This research will examine alcoholism among the Irish from a cultural/ethnic viewpoint, discussing ways in which the subject is treated in the professional literature and popular culture.
The stereotype of hard-drinking Irishmen is something of a commonplace of Anglo-American culture. But stereotypes may derive as much from kernels of truth as attribution, and the association in popular imagination of Irish culture and the culture of alcohol has been located not only in ethnic consciousness but also in history. Included in a popular history of Ireland is an account of the economic stranglehold that England exercised over Ireland in the 17th century, when direct trade between Ireland and the American colonies was restricted to exports of horses, servants, and "victuals" and to imports of all goods from the colonies except:
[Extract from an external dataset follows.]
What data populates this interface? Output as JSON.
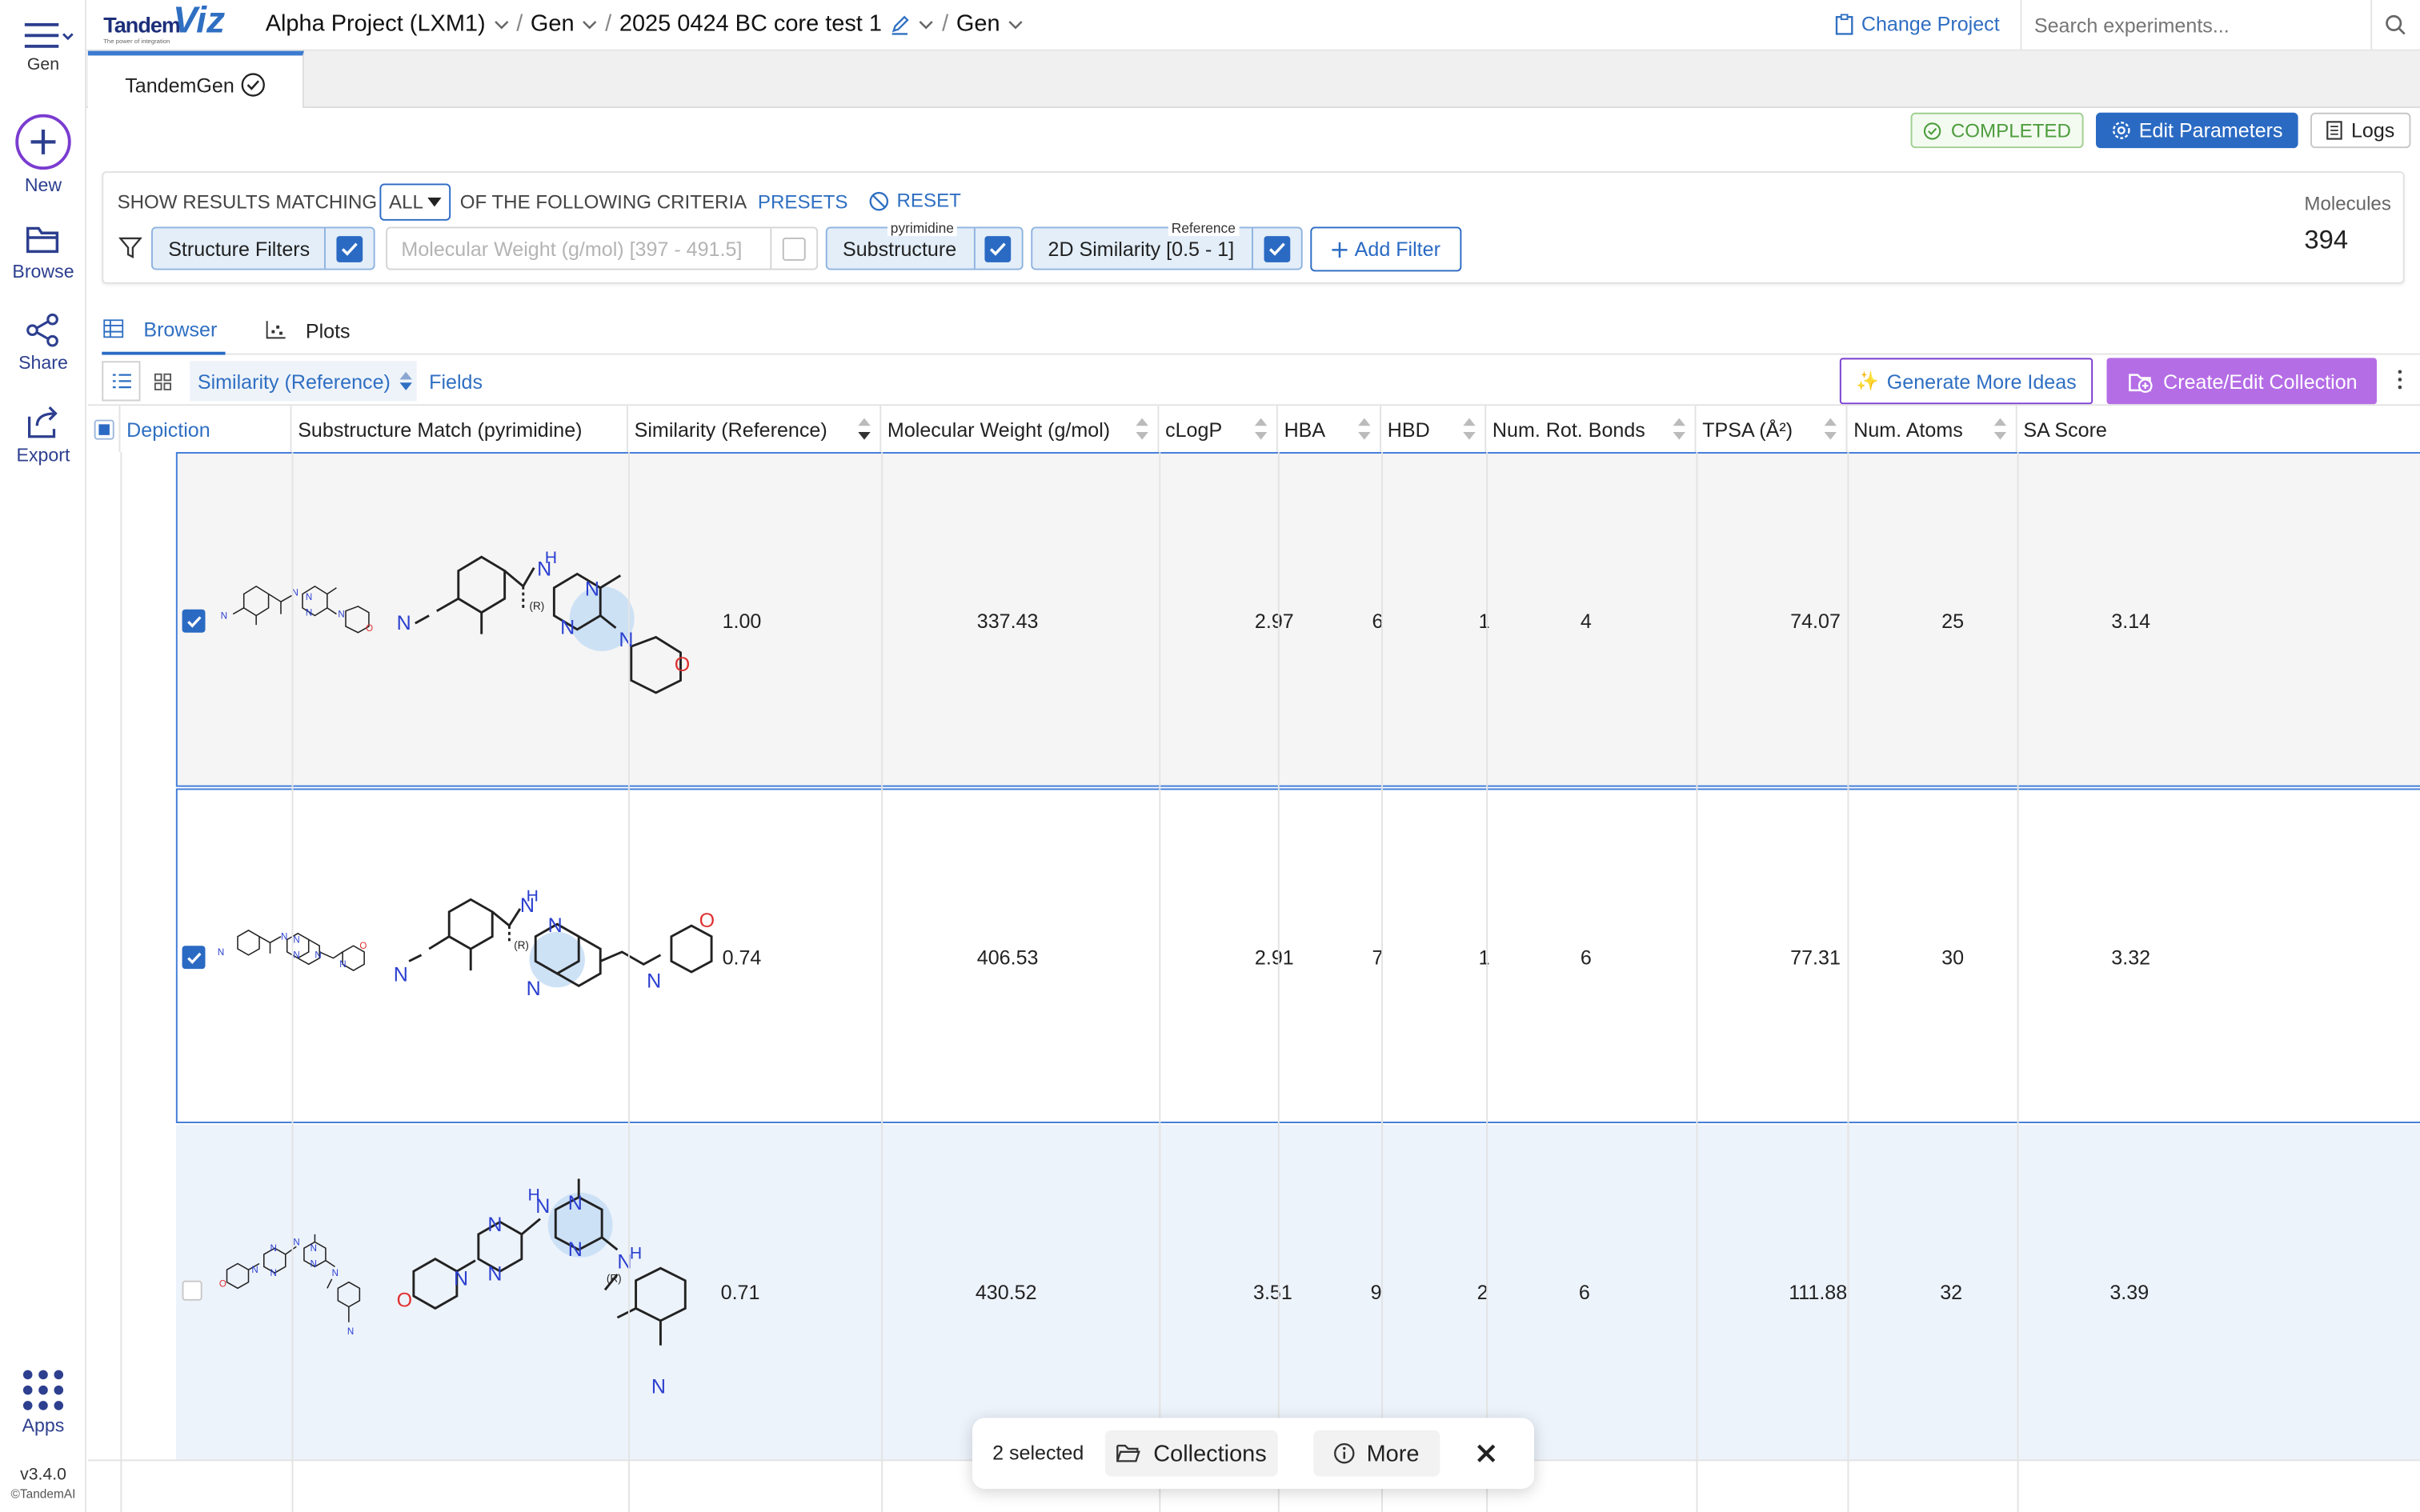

sugar, tobacco, indigo, cotton, wool, molasses, ginger, pitch, turpentine, tar, rice, and nine or ten other specified items--which, stripped of [the law's] facetious verbiage, just means that [Ireland] was permitted to import West Indian rum--thus aiding the planters and rum makers of the West Indies, at the expense of Irish farmers, distillers, and constitutions.
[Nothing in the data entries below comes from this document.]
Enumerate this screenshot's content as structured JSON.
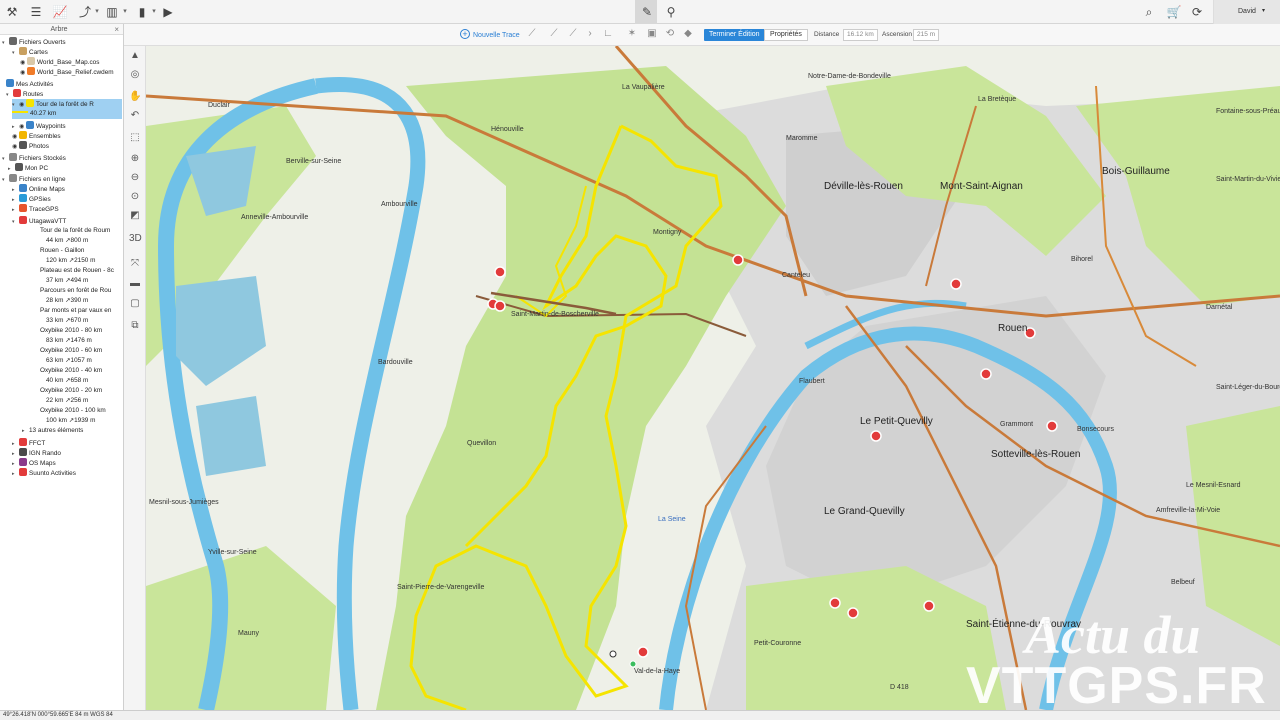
{
  "user": {
    "name": "David"
  },
  "panel": {
    "title": "Arbre",
    "close": "×",
    "rows": [
      {
        "label": "Fichiers Ouverts"
      },
      {
        "label": "Cartes"
      },
      {
        "label": "World_Base_Map.cos"
      },
      {
        "label": "World_Base_Relief.cwdem"
      },
      {
        "label": "Mes Activités"
      },
      {
        "label": "Routes"
      },
      {
        "label": "Tour de la forêt de R"
      },
      {
        "label": "40.27 km"
      },
      {
        "label": "Waypoints"
      },
      {
        "label": "Ensembles"
      },
      {
        "label": "Photos"
      },
      {
        "label": "Fichiers Stockés"
      },
      {
        "label": "Mon PC"
      },
      {
        "label": "Fichiers en ligne"
      },
      {
        "label": "Online Maps"
      },
      {
        "label": "GPSies"
      },
      {
        "label": "TraceGPS"
      },
      {
        "label": "UtagawaVTT"
      },
      {
        "label": "Tour de la forêt de Roum"
      },
      {
        "label": "44 km ↗800 m"
      },
      {
        "label": "Rouen - Gaillon"
      },
      {
        "label": "120 km ↗2150 m"
      },
      {
        "label": "Plateau est de Rouen - 8c"
      },
      {
        "label": "37 km ↗494 m"
      },
      {
        "label": "Parcours en forêt de Rou"
      },
      {
        "label": "28 km ↗390 m"
      },
      {
        "label": "Par monts et par vaux en"
      },
      {
        "label": "33 km ↗670 m"
      },
      {
        "label": "Oxybike 2010 - 80 km"
      },
      {
        "label": "83 km ↗1476 m"
      },
      {
        "label": "Oxybike 2010 - 60 km"
      },
      {
        "label": "63 km ↗1057 m"
      },
      {
        "label": "Oxybike 2010 - 40 km"
      },
      {
        "label": "40 km ↗658 m"
      },
      {
        "label": "Oxybike 2010 - 20 km"
      },
      {
        "label": "22 km ↗256 m"
      },
      {
        "label": "Oxybike 2010 - 100 km"
      },
      {
        "label": "100 km ↗1939 m"
      },
      {
        "label": "13 autres éléments"
      },
      {
        "label": "FFCT"
      },
      {
        "label": "IGN Rando"
      },
      {
        "label": "OS Maps"
      },
      {
        "label": "Suunto Activities"
      }
    ]
  },
  "map_toolbar": {
    "new_trace": "Nouvelle Trace",
    "finish": "Terminer Édition",
    "properties": "Propriétés",
    "distance_label": "Distance",
    "distance_value": "16.12 km",
    "ascent_label": "Ascension",
    "ascent_value": "215 m"
  },
  "map": {
    "places": [
      {
        "name": "Duclair"
      },
      {
        "name": "La Vaupalière"
      },
      {
        "name": "Notre-Dame-de-Bondeville"
      },
      {
        "name": "Hénouville"
      },
      {
        "name": "Maromme"
      },
      {
        "name": "La Bretèque"
      },
      {
        "name": "Fontaine-sous-Préaux"
      },
      {
        "name": "Berville-sur-Seine"
      },
      {
        "name": "Déville-lès-Rouen"
      },
      {
        "name": "Mont-Saint-Aignan"
      },
      {
        "name": "Bois-Guillaume"
      },
      {
        "name": "Saint-Martin-du-Vivier"
      },
      {
        "name": "Anneville-Ambourville"
      },
      {
        "name": "Ambourville"
      },
      {
        "name": "Montigny"
      },
      {
        "name": "Canteleu"
      },
      {
        "name": "Bihorel"
      },
      {
        "name": "Saint-Martin-de-Boscherville"
      },
      {
        "name": "Rouen"
      },
      {
        "name": "Darnétal"
      },
      {
        "name": "Bardouville"
      },
      {
        "name": "Flaubert"
      },
      {
        "name": "Saint-Léger-du-Bourg-Denis"
      },
      {
        "name": "Le Petit-Quevilly"
      },
      {
        "name": "Grammont"
      },
      {
        "name": "Bonsecours"
      },
      {
        "name": "Sotteville-lès-Rouen"
      },
      {
        "name": "Quevillon"
      },
      {
        "name": "Le Mesnil-Esnard"
      },
      {
        "name": "Mesnil-sous-Jumièges"
      },
      {
        "name": "Le Grand-Quevilly"
      },
      {
        "name": "Amfreville-la-Mi-Voie"
      },
      {
        "name": "La Seine"
      },
      {
        "name": "Yville-sur-Seine"
      },
      {
        "name": "Belbeuf"
      },
      {
        "name": "Saint-Pierre-de-Varengeville"
      },
      {
        "name": "Saint-Étienne-du-Rouvray"
      },
      {
        "name": "Mauny"
      },
      {
        "name": "Petit-Couronne"
      },
      {
        "name": "Val-de-la-Haye"
      },
      {
        "name": "D 418"
      }
    ]
  },
  "status_bar": {
    "text": "49°26.418'N 000°59.665'E  84 m  WGS 84"
  },
  "watermark": {
    "line1": "Actu du",
    "line2": "VTTGPS.FR"
  },
  "colors": {
    "accent": "#2a86d8",
    "track": "#f5e400",
    "forest": "#c9e59a",
    "river": "#6fc1e8"
  }
}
The foregoing will seem to many readers a good English joke. But from constant reiteration through the centuries these English jokes proved rather wearing on Ireland's health (MacManus 485).
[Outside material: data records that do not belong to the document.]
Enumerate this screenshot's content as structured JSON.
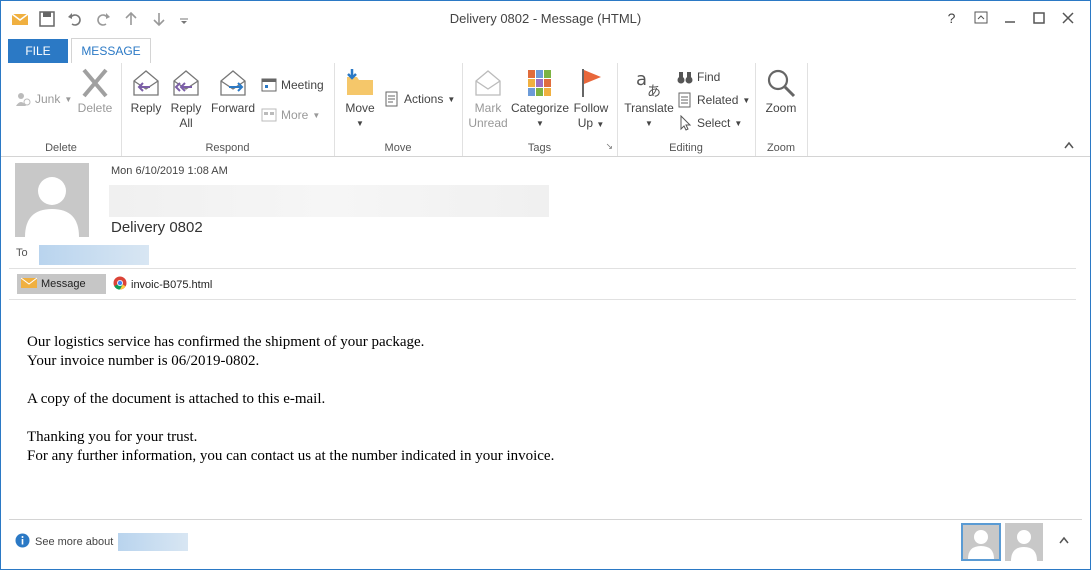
{
  "window": {
    "title": "Delivery 0802 - Message (HTML)"
  },
  "tabs": {
    "file": "FILE",
    "message": "MESSAGE"
  },
  "window_controls": {
    "help": "?"
  },
  "ribbon": {
    "delete_group": {
      "label": "Delete",
      "junk": "Junk",
      "delete": "Delete"
    },
    "respond_group": {
      "label": "Respond",
      "reply": "Reply",
      "reply_all_1": "Reply",
      "reply_all_2": "All",
      "forward": "Forward",
      "meeting": "Meeting",
      "more": "More"
    },
    "move_group": {
      "label": "Move",
      "move": "Move",
      "actions": "Actions"
    },
    "tags_group": {
      "label": "Tags",
      "mark_unread_1": "Mark",
      "mark_unread_2": "Unread",
      "categorize": "Categorize",
      "follow_up_1": "Follow",
      "follow_up_2": "Up"
    },
    "editing_group": {
      "label": "Editing",
      "translate": "Translate",
      "find": "Find",
      "related": "Related",
      "select": "Select"
    },
    "zoom_group": {
      "label": "Zoom",
      "zoom": "Zoom"
    }
  },
  "message": {
    "date": "Mon 6/10/2019 1:08 AM",
    "subject": "Delivery 0802",
    "to_label": "To",
    "attachments": [
      {
        "label": "Message",
        "icon": "envelope-icon"
      },
      {
        "label": "invoic-B075.html",
        "icon": "chrome-icon"
      }
    ],
    "body": [
      "Our logistics service has confirmed the shipment of your package.",
      "Your invoice number is 06/2019-0802.",
      "",
      "A copy of the document is attached to this e-mail.",
      "",
      "Thanking you for your trust.",
      "For any further information, you can contact us at the number indicated in your invoice."
    ]
  },
  "footer": {
    "see_more": "See more about"
  },
  "colors": {
    "accent": "#2b79c5",
    "file_tab": "#2b79c5"
  }
}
MacManus develops the argument that England's documented and exploitative economic policies are at least partly responsible for shaping an Irish society in which alcohol assumed a significant role, a role that it maintains to the present day. On that view, alcoholism in Irish culture is held to be a consequence of non-Irish behavior, and MacManus appears to be taking umbrage at the jokes about Irish drinking that the English make at Irish expense, when it was the English who caused the problem in the first place. The whole matter is further complicated by the...